**ASSIGNMENT**: The expected output is each line below containing "hour", copied in full.

Stored items from a collection
= = = = =

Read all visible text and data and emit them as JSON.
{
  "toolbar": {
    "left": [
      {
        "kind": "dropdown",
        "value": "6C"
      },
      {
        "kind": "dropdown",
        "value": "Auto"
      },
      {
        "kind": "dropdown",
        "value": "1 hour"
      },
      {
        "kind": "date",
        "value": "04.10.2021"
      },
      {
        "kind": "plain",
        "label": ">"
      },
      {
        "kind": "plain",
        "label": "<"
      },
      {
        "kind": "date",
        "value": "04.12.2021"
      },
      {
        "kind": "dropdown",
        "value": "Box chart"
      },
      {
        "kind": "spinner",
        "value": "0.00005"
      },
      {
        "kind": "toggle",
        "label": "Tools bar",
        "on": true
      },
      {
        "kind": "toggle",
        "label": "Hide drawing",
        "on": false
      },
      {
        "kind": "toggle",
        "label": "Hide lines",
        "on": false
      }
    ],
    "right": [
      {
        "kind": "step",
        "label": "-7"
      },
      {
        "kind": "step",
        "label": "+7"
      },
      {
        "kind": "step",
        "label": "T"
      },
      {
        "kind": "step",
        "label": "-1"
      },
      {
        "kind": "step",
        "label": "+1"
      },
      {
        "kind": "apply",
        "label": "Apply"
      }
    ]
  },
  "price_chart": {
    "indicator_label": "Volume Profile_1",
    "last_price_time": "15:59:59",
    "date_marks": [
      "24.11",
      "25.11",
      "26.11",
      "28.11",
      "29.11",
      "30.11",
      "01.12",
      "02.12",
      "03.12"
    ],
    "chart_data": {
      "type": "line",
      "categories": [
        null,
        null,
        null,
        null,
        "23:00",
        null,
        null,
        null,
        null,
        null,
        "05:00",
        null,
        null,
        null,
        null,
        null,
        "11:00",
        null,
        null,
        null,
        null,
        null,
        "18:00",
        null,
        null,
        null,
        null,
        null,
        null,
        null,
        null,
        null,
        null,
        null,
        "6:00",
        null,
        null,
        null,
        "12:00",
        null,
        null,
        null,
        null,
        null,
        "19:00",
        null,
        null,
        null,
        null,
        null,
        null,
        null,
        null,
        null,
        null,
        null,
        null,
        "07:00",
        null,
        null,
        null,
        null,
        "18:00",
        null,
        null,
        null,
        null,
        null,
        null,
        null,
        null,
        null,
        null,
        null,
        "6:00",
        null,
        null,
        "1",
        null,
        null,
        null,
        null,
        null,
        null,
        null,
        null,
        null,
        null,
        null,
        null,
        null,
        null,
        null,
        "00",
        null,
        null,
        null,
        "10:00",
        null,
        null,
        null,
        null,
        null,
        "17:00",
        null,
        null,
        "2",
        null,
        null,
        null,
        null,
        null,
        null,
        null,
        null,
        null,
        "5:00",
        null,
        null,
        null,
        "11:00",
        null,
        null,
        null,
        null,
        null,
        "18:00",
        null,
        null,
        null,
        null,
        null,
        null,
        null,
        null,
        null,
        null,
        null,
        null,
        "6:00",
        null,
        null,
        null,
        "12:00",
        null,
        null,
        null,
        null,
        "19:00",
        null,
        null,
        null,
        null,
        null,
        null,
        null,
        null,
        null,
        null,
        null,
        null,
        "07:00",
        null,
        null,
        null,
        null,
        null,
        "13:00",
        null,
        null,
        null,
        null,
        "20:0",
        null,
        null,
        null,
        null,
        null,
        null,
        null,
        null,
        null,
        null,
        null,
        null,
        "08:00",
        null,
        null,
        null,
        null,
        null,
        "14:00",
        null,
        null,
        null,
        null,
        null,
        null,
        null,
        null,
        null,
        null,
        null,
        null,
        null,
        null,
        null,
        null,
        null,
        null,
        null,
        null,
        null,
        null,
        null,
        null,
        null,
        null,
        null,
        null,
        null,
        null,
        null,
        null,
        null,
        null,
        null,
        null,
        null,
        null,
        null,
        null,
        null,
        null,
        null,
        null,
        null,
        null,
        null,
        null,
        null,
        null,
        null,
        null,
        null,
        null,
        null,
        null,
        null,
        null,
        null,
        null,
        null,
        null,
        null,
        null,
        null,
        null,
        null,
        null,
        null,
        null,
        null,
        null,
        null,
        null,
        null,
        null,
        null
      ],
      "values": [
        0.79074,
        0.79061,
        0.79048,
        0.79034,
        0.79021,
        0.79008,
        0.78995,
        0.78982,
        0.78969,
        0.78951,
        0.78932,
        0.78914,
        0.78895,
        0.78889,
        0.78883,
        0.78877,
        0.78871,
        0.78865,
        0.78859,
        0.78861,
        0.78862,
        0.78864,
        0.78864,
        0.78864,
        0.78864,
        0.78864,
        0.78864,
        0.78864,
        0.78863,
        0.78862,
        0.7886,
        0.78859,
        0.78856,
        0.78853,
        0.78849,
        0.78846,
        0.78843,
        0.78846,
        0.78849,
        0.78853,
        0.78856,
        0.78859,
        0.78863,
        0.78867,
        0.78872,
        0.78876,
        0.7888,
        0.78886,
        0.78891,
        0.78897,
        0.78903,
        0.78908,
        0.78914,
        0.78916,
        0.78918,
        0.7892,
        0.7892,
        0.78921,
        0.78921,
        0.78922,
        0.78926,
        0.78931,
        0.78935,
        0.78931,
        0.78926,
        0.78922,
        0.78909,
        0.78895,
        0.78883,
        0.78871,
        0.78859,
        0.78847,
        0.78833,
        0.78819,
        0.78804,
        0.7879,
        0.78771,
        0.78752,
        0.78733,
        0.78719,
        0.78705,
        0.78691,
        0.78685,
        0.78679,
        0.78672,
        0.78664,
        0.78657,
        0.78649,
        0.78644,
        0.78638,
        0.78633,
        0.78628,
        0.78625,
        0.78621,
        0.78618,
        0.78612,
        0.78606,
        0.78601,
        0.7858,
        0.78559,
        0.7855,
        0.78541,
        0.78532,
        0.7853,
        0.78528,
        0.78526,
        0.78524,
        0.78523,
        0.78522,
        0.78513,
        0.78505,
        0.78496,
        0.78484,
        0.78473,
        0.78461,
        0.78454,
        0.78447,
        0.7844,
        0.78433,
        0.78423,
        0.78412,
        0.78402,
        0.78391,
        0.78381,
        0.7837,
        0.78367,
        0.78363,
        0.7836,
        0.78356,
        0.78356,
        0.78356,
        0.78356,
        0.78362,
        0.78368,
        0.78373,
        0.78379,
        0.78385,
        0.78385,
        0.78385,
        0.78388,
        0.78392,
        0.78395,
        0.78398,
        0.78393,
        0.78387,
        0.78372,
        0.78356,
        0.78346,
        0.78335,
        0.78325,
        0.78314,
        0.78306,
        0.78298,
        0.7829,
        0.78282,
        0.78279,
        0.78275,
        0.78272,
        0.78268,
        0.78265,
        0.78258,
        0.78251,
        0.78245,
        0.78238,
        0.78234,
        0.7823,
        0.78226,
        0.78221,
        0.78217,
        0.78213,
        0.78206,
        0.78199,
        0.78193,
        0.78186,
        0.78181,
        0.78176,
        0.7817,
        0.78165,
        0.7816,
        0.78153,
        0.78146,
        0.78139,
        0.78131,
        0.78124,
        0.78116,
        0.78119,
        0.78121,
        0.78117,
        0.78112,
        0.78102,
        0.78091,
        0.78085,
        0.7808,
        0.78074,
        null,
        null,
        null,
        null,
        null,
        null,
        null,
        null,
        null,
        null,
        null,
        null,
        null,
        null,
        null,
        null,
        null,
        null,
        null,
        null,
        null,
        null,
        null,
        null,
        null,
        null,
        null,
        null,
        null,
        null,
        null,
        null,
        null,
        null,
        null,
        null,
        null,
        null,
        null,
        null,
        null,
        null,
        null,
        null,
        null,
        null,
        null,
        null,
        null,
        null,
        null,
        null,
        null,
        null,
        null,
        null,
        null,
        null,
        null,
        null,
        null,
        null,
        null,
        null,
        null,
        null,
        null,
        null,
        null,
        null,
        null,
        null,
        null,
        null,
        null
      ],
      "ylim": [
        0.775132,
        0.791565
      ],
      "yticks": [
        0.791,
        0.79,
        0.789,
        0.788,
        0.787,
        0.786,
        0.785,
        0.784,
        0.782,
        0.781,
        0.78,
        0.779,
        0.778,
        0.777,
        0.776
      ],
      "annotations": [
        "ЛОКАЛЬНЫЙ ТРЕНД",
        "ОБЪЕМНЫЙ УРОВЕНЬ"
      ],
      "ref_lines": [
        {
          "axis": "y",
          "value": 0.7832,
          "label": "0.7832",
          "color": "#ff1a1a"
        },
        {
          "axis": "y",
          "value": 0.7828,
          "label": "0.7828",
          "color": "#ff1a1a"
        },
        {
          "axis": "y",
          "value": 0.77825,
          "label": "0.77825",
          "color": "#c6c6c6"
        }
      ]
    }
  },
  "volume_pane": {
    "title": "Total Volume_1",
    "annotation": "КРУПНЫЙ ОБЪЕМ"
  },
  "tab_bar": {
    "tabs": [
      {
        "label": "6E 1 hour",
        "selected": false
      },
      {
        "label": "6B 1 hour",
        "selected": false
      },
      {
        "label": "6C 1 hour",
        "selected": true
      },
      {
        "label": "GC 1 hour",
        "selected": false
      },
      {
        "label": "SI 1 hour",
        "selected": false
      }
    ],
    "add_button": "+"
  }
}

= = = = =

**ANSWER SPACE**:
        "value": "1 hour"
        "label": "6E 1 hour",
        "label": "6B 1 hour",
        "label": "6C 1 hour",
        "label": "GC 1 hour",
        "label": "SI 1 hour",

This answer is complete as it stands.